He was active in a group of Israeli-Americans who ran in the last elections for the World Zionist Congress. They only received enough votes to send one delegate to the congress in Israel.
“The members of the Israeli-American party thought I was a bit extreme because I told them it is time to offer the Zionist movement an alternative in case things in Israel keep getting worse,” Kahana said. “I don’t wish for our country to be destroyed, but what will happen if it is destroyed?”
“I see great brotherly hatred, and I see the Iranians with accurate missiles pointed at Israel,” he said. “Two thousand years ago [when the Second Temple was destroyed], it was exactly the same.”
Half of the funds raised by Keren Kayemeth LeIsrael-Jewish National Fund should be allocated for Jewish education in North America, Kahana said, “since we are half of the Jewish people. Let Jewish education be free, or at least subsidized. Jewish education is too expensive in the US.”
Kahana said he has received dozens of requests from Israelis for emigration help, mainly those who run small tech companies who are interested in relocating their entire firm to the US.
“I saw people in a WhatsApp group talking about immigration of Israelis to Romania or Greece, but I personally think that it will be a lot easier for them to immigrate to the US,” Kahana said. “I have a huge farm in New Jersey, and I offered Israelis to join in order to turn my farm into a kibbutz.”
“With such a government in Israel, the American government should let every Israeli who owns a company or has a sought-after profession in the US, such as doctors and pilots, immigrate to the US,” he tweeted.
The Jewish people never knew how to rule their own land and are destined to live in the Diaspora, Kahana said.
“The Second Temple was destroyed because of hatred, which resembles what is going on in Israel in 2022,” he said.
Kahana said he was willing to offer seven families to move to his New Jersey farm and establish an American kibbutz, called “Kibbutz Plan B.”
“I have a farm that has seven buildings that can be turned into apartments,” he said. “I’m happy to offer seven Israeli families to move to our farm and establish a kibbutz.”
Kahana said all of the dozens of Israelis who approached him for advice and connections were all secular.
“I have not spoken to a religious person who wants to leave Israel,” he said.
One of the members in the group is David, an Israeli who said he spent the past few weeks in Italy.
“I’ve been in Italy for almost a month, with a rented car and apartments, and it’s been a lot cheaper than living in Israel,” he wrote in the WhatsApp group on Sunday.
Israel has many “unnecessary taxes,” while “the biggest tax robbery in the world is in the [Israeli] housing tax,” David said. Israel’s supermarket prices for basic foods and groceries are “among the most expensive in the world,” he added.
David urged people to “get up and do something today. Even those among you who are in the more financially successful side of Israeli society, you better wake up since your fall will be much more painful than those who aren’t as successful.”

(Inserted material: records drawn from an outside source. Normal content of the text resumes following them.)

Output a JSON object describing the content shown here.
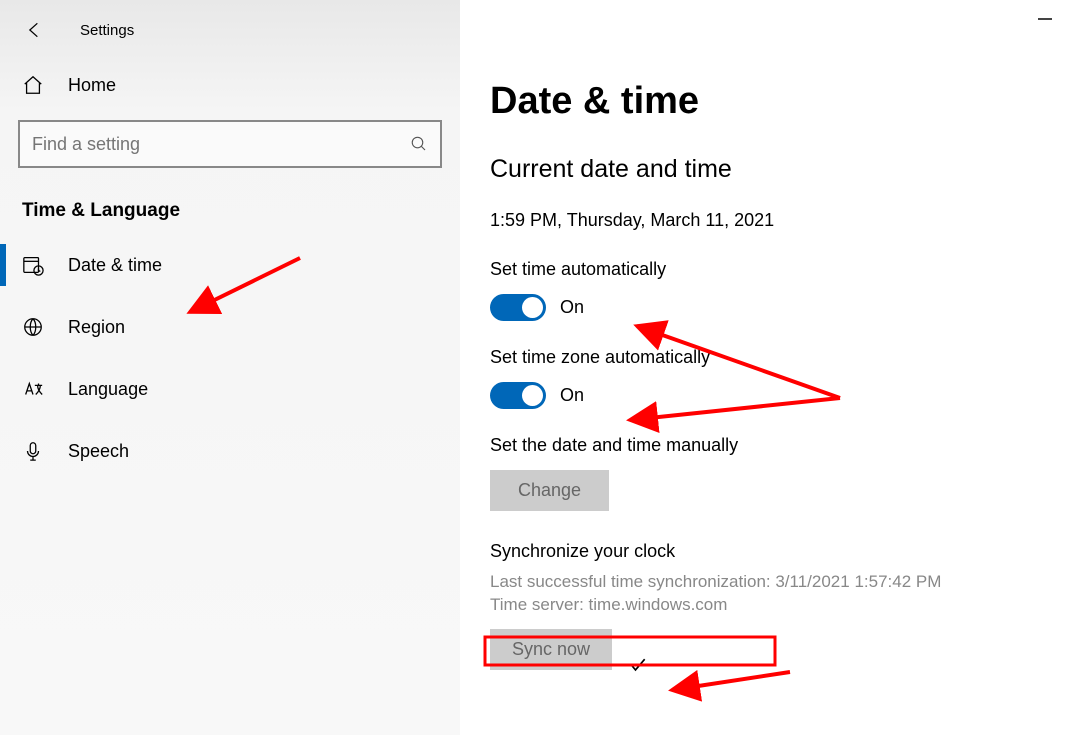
{
  "header": {
    "app_title": "Settings"
  },
  "sidebar": {
    "home_label": "Home",
    "search_placeholder": "Find a setting",
    "category": "Time & Language",
    "items": [
      {
        "label": "Date & time",
        "icon": "calendar-clock-icon",
        "active": true
      },
      {
        "label": "Region",
        "icon": "globe-icon",
        "active": false
      },
      {
        "label": "Language",
        "icon": "language-icon",
        "active": false
      },
      {
        "label": "Speech",
        "icon": "microphone-icon",
        "active": false
      }
    ]
  },
  "main": {
    "title": "Date & time",
    "current_heading": "Current date and time",
    "current_value": "1:59 PM, Thursday, March 11, 2021",
    "set_time_auto_label": "Set time automatically",
    "set_time_auto_state": "On",
    "set_tz_auto_label": "Set time zone automatically",
    "set_tz_auto_state": "On",
    "set_manual_label": "Set the date and time manually",
    "change_button": "Change",
    "sync_heading": "Synchronize your clock",
    "last_sync": "Last successful time synchronization: 3/11/2021 1:57:42 PM",
    "time_server": "Time server: time.windows.com",
    "sync_button": "Sync now"
  }
}
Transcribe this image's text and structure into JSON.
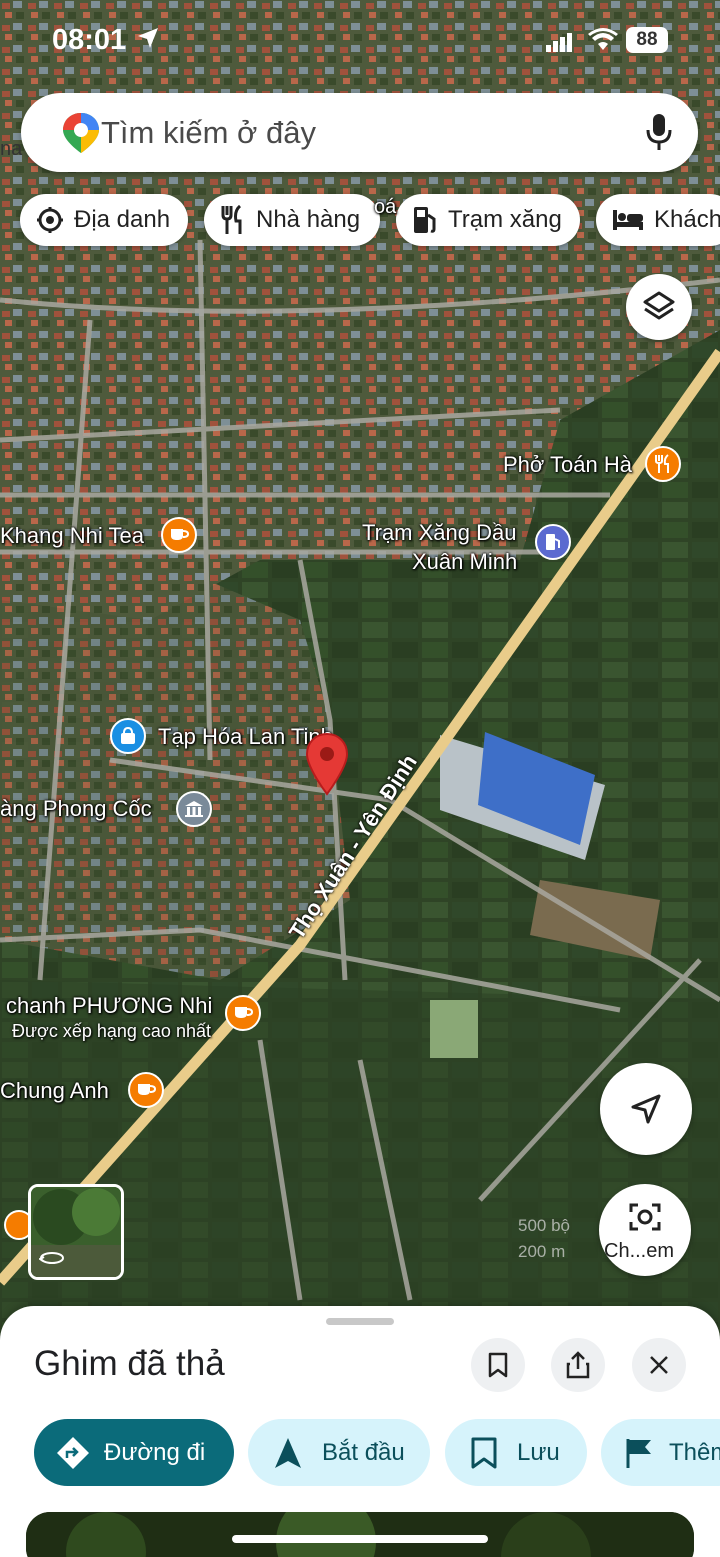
{
  "status_bar": {
    "time": "08:01",
    "battery": "88"
  },
  "search": {
    "placeholder": "Tìm kiếm ở đây"
  },
  "chips": [
    {
      "label": "Địa danh",
      "icon": "landmark-icon"
    },
    {
      "label": "Nhà hàng",
      "icon": "restaurant-icon"
    },
    {
      "label": "Trạm xăng",
      "icon": "gas-station-icon"
    },
    {
      "label": "Khách",
      "icon": "hotel-icon"
    }
  ],
  "map": {
    "edge_labels": [
      "na",
      "oá"
    ],
    "pois": [
      {
        "name": "Phở Toán Hà",
        "icon": "restaurant-icon",
        "color": "#f57c00"
      },
      {
        "name": "Khang Nhi Tea",
        "icon": "cafe-icon",
        "color": "#f57c00"
      },
      {
        "name": "Trạm Xăng Dầu",
        "name2": "Xuân Minh",
        "icon": "gas-station-icon",
        "color": "#5b6ad0"
      },
      {
        "name": "Tạp Hóa Lan Tinh",
        "icon": "shopping-icon",
        "color": "#1a8fe3"
      },
      {
        "name": "àng Phong Cốc",
        "icon": "museum-icon",
        "color": "#7a8a99"
      },
      {
        "name": "chanh PHƯƠNG Nhi",
        "subtitle": "Được xếp hạng cao nhất",
        "icon": "cafe-icon",
        "color": "#f57c00"
      },
      {
        "name": "Chung Anh",
        "icon": "cafe-icon",
        "color": "#f57c00"
      }
    ],
    "road": "Thọ Xuân - Yên Định",
    "scale_ft": "500 bộ",
    "scale_m": "200 m",
    "lens_label": "Ch...em"
  },
  "sheet": {
    "title": "Ghim đã thả",
    "actions": [
      {
        "label": "Đường đi",
        "icon": "directions-icon"
      },
      {
        "label": "Bắt đầu",
        "icon": "navigation-arrow-icon"
      },
      {
        "label": "Lưu",
        "icon": "bookmark-icon"
      },
      {
        "label": "Thêm",
        "icon": "flag-icon"
      }
    ]
  },
  "colors": {
    "accent": "#0b6b7a",
    "chip_bg": "#d6f3fb",
    "pin": "#e53935"
  }
}
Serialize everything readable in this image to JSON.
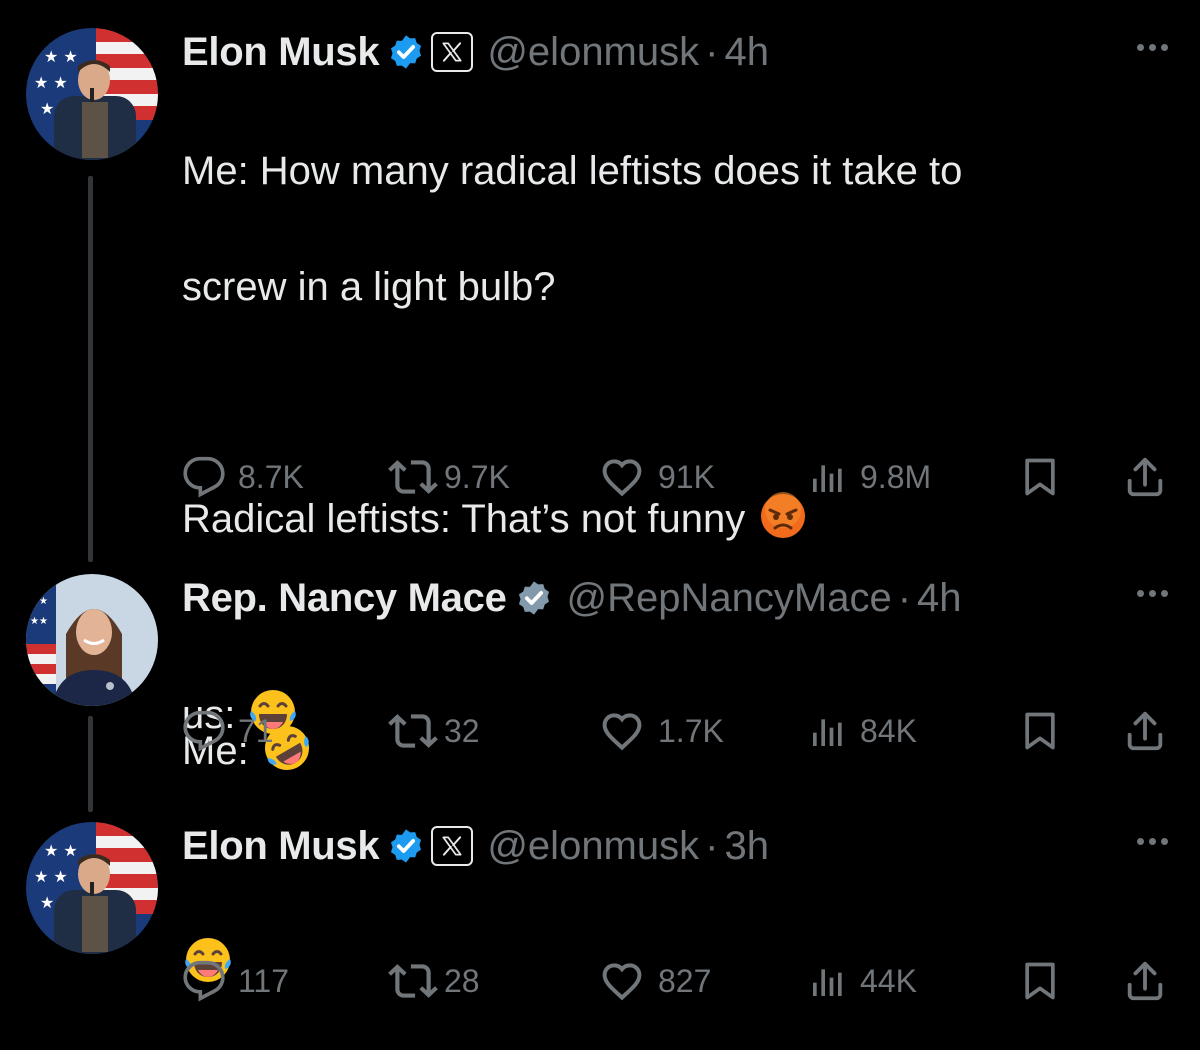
{
  "tweets": [
    {
      "author": {
        "name": "Elon Musk",
        "handle": "@elonmusk",
        "verified": true,
        "affiliation_badge": "X",
        "avatar": "elon-musk-avatar"
      },
      "time": "4h",
      "text_lines": [
        "Me: How many radical leftists does it take to",
        "screw in a light bulb?",
        "",
        "Radical leftists: That’s not funny",
        "",
        "Me:"
      ],
      "emojis": [
        "angry-face-emoji",
        "rolling-on-floor-laughing-emoji"
      ],
      "stats": {
        "replies": "8.7K",
        "reposts": "9.7K",
        "likes": "91K",
        "views": "9.8M"
      }
    },
    {
      "author": {
        "name": "Rep. Nancy Mace",
        "handle": "@RepNancyMace",
        "verified": true,
        "verified_color": "gray",
        "avatar": "nancy-mace-avatar"
      },
      "time": "4h",
      "text_lines": [
        "us:"
      ],
      "emojis": [
        "face-with-tears-of-joy-emoji"
      ],
      "stats": {
        "replies": "71",
        "reposts": "32",
        "likes": "1.7K",
        "views": "84K"
      }
    },
    {
      "author": {
        "name": "Elon Musk",
        "handle": "@elonmusk",
        "verified": true,
        "affiliation_badge": "X",
        "avatar": "elon-musk-avatar"
      },
      "time": "3h",
      "text_lines": [],
      "emojis": [
        "face-with-tears-of-joy-emoji"
      ],
      "stats": {
        "replies": "117",
        "reposts": "28",
        "likes": "827",
        "views": "44K"
      }
    }
  ],
  "separator": "·",
  "colors": {
    "background": "#000000",
    "primary_text": "#e7e9ea",
    "secondary_text": "#71767b",
    "verified_blue": "#1d9bf0",
    "verified_gray": "#829aab",
    "thread_line": "#333639"
  }
}
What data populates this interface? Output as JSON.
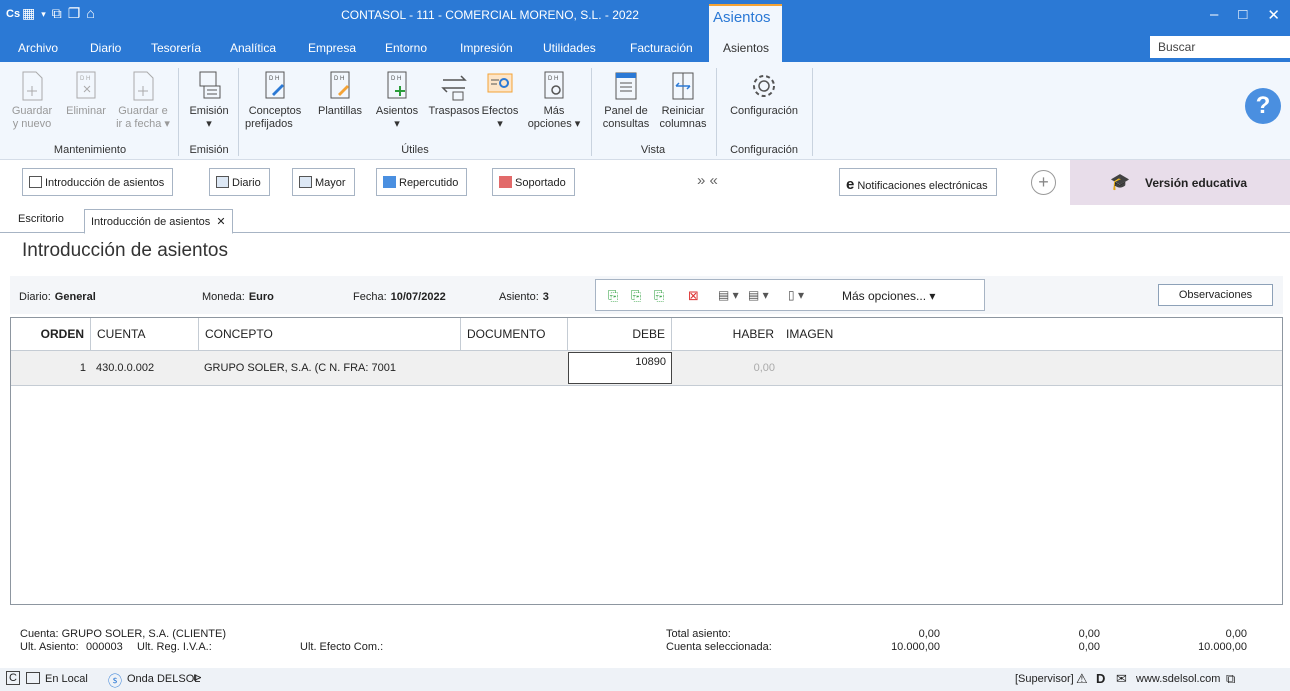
{
  "titlebar": {
    "app_badge": "Cs",
    "title": "CONTASOL - 111 - COMERCIAL MORENO, S.L. - 2022",
    "context_tab": "Asientos",
    "minimize": "–",
    "maximize": "□",
    "close": "✕"
  },
  "menubar": {
    "items": [
      "Archivo",
      "Diario",
      "Tesorería",
      "Analítica",
      "Empresa",
      "Entorno",
      "Impresión",
      "Utilidades",
      "Facturación"
    ],
    "active": "Asientos",
    "search_placeholder": "Buscar"
  },
  "ribbon": {
    "mantenimiento": {
      "group": "Mantenimiento",
      "guardar_nuevo": [
        "Guardar",
        "y nuevo"
      ],
      "eliminar": "Eliminar",
      "guardar_fecha": [
        "Guardar e",
        "ir a fecha ▾"
      ]
    },
    "emision": {
      "group": "Emisión",
      "button": "Emisión",
      "arrow": "▾"
    },
    "utiles": {
      "group": "Útiles",
      "conceptos": [
        "Conceptos",
        "prefijados"
      ],
      "plantillas": "Plantillas",
      "asientos": "Asientos",
      "traspasos": "Traspasos",
      "efectos": "Efectos",
      "mas_opciones": [
        "Más",
        "opciones ▾"
      ],
      "arrow": "▾"
    },
    "vista": {
      "group": "Vista",
      "panel": [
        "Panel de",
        "consultas"
      ],
      "reiniciar": [
        "Reiniciar",
        "columnas"
      ]
    },
    "configuracion": {
      "group": "Configuración",
      "button": "Configuración"
    },
    "help": "?"
  },
  "quickbar": {
    "introduccion": "Introducción de asientos",
    "diario": "Diario",
    "mayor": "Mayor",
    "repercutido": "Repercutido",
    "soportado": "Soportado",
    "arrows": "» «",
    "notificaciones": "Notificaciones electrónicas",
    "plus": "+",
    "version": "Versión educativa"
  },
  "tabs": {
    "escritorio": "Escritorio",
    "active": "Introducción de asientos",
    "close": "✕"
  },
  "page_title": "Introducción de asientos",
  "info": {
    "diario_label": "Diario:",
    "diario_value": "General",
    "moneda_label": "Moneda:",
    "moneda_value": "Euro",
    "fecha_label": "Fecha:",
    "fecha_value": "10/07/2022",
    "asiento_label": "Asiento:",
    "asiento_value": "3",
    "mas_opciones": "Más opciones... ▾",
    "observaciones": "Observaciones"
  },
  "grid": {
    "headers": {
      "orden": "ORDEN",
      "cuenta": "CUENTA",
      "concepto": "CONCEPTO",
      "documento": "DOCUMENTO",
      "debe": "DEBE",
      "haber": "HABER",
      "imagen": "IMAGEN"
    },
    "rows": [
      {
        "orden": "1",
        "cuenta": "430.0.0.002",
        "concepto": "GRUPO SOLER, S.A. (C N. FRA: 7001",
        "documento": "",
        "debe": "10890",
        "haber": "0,00"
      }
    ]
  },
  "footer": {
    "cuenta": "Cuenta: GRUPO SOLER, S.A. (CLIENTE)",
    "ult_asiento_label": "Ult. Asiento:",
    "ult_asiento_value": "000003",
    "ult_reg_iva": "Ult. Reg. I.V.A.:",
    "ult_efecto": "Ult. Efecto Com.:",
    "total_asiento": "Total asiento:",
    "cuenta_seleccionada": "Cuenta seleccionada:",
    "total_debe": "0,00",
    "total_haber": "0,00",
    "total_saldo": "0,00",
    "sel_debe": "10.000,00",
    "sel_haber": "0,00",
    "sel_saldo": "10.000,00"
  },
  "status": {
    "c": "C",
    "local": "En Local",
    "onda": "Onda DELSOL",
    "supervisor": "[Supervisor]",
    "web": "www.sdelsol.com"
  }
}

Still, there are only a few hundred Israelis who are members of these groups on all social-media platforms. They opened smaller groups for assistance in immigration to 26 countries, including Canada, Romania, Ukraine, Australia, Thailand, Germany, Greece, Portugal, Spain and the US.
This Thursday, the group of “Leaving the country – together” activists will meet virtually via Zoom for the first time. If the Zoom conversation is anywhere similar to what happens in the social-media groups, there will probably be many disruptions against this small, yet vocal group.